Data records for software interfaces:
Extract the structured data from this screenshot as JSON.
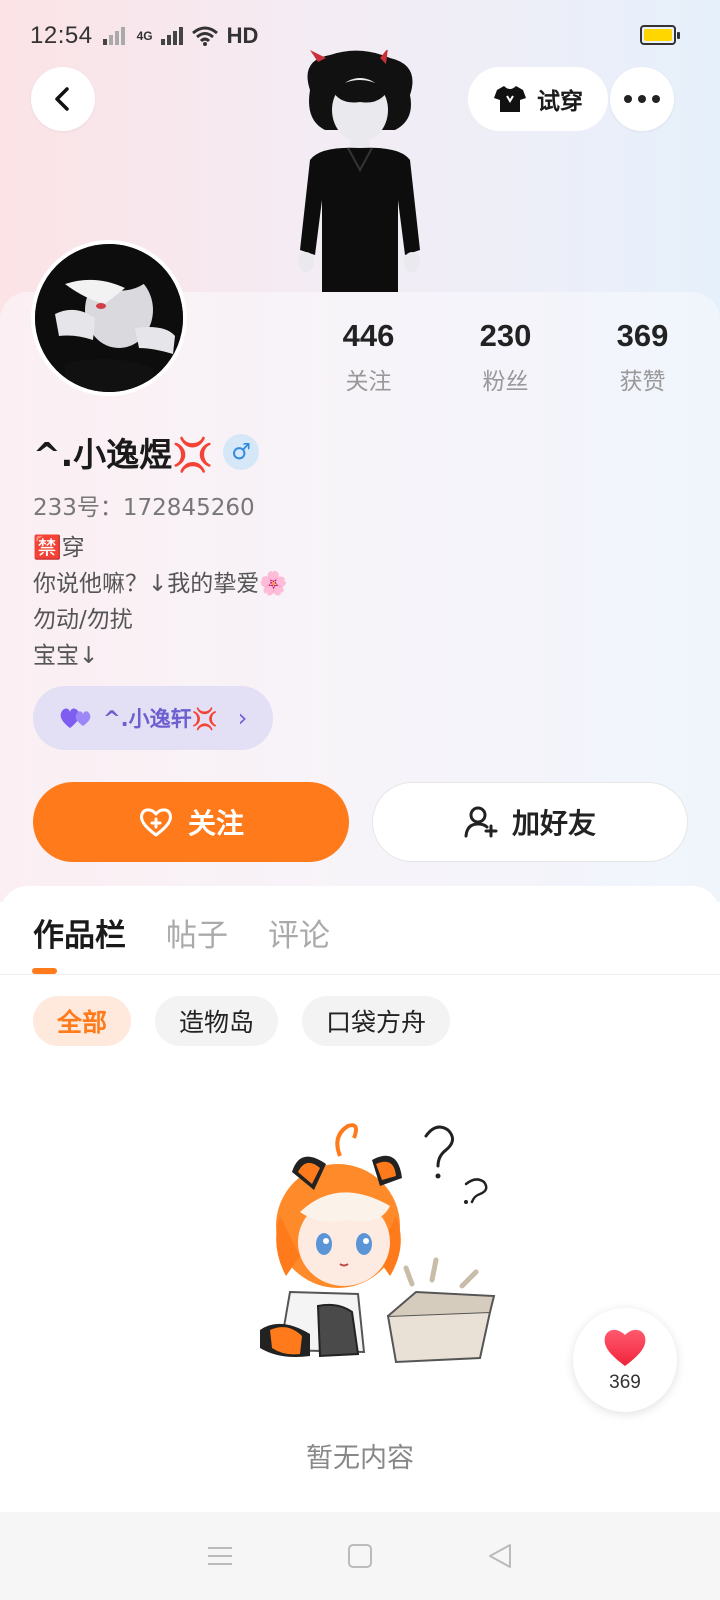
{
  "status_bar": {
    "time": "12:54",
    "network": "4G",
    "hd_label": "HD",
    "battery_color": "#ffd600"
  },
  "header": {
    "back_icon": "chevron-left-icon",
    "try_on_label": "试穿",
    "try_on_icon": "tshirt-icon",
    "more_icon": "more-dots-icon"
  },
  "profile": {
    "stats": [
      {
        "value": "446",
        "label": "关注"
      },
      {
        "value": "230",
        "label": "粉丝"
      },
      {
        "value": "369",
        "label": "获赞"
      }
    ],
    "name": "^.小逸煜💢",
    "gender_symbol": "♂",
    "gender_color": "#2f8ae0",
    "uid": "233号：172845260",
    "bio_lines": [
      "🈲穿",
      "你说他嘛？↓我的挚爱🌸",
      "勿动/勿扰",
      "宝宝↓"
    ],
    "cp_link": {
      "label": "^.小逸轩💢",
      "icon": "hearts-icon",
      "chevron": "›"
    }
  },
  "actions": {
    "follow_label": "关注",
    "add_friend_label": "加好友",
    "accent_color": "#ff7a1a"
  },
  "content": {
    "tabs": [
      {
        "label": "作品栏",
        "active": true
      },
      {
        "label": "帖子",
        "active": false
      },
      {
        "label": "评论",
        "active": false
      }
    ],
    "filters": [
      {
        "label": "全部",
        "active": true
      },
      {
        "label": "造物岛",
        "active": false
      },
      {
        "label": "口袋方舟",
        "active": false
      }
    ],
    "empty_text": "暂无内容"
  },
  "like_fab": {
    "count": "369",
    "icon": "heart-icon"
  },
  "nav_bar": {
    "items": [
      "menu-icon",
      "home-square-icon",
      "back-triangle-icon"
    ]
  }
}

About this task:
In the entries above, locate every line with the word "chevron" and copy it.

Written reply:
    "back_icon": "chevron-left-icon",
      "chevron": "›"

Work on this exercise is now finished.